_TASK DETAILS_
Return, from the material below, each line in which the word "Cœur" is present.
::: MATERIAL PROVIDED :::
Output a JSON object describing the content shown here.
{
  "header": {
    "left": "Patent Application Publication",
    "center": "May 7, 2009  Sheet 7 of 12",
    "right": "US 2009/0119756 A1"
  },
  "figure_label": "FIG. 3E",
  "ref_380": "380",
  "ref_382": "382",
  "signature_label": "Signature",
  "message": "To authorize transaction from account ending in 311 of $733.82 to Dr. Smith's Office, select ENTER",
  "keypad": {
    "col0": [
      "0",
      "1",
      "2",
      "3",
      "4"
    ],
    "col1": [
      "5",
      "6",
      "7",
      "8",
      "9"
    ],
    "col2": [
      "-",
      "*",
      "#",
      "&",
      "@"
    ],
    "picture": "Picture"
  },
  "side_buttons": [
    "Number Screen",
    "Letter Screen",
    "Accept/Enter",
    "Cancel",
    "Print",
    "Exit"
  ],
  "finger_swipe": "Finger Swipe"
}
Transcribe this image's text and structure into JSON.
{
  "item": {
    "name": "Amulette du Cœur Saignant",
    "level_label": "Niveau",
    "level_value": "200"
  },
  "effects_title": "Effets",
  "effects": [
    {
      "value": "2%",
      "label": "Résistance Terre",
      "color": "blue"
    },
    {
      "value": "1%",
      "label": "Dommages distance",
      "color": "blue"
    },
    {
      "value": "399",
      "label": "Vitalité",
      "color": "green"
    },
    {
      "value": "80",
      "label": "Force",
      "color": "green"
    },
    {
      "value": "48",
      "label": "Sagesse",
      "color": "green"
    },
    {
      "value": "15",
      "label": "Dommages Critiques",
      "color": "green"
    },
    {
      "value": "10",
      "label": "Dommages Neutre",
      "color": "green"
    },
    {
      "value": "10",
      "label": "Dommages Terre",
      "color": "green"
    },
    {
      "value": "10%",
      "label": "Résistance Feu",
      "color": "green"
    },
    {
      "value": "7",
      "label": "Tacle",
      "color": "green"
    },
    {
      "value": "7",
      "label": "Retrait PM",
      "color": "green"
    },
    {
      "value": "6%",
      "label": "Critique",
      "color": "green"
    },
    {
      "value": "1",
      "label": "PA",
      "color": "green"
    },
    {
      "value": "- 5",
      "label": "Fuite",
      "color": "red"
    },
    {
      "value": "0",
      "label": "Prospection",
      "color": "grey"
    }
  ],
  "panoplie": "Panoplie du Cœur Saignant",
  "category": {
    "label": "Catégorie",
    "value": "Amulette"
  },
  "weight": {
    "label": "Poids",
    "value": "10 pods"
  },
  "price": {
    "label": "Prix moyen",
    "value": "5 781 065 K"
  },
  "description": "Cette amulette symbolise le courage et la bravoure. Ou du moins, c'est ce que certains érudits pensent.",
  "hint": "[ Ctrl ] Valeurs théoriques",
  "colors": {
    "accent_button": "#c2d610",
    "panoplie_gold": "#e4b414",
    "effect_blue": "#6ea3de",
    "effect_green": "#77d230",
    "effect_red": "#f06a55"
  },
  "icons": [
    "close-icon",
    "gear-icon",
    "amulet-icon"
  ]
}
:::
_REPLY_
    "name": "Amulette du Cœur Saignant",
  "panoplie": "Panoplie du Cœur Saignant",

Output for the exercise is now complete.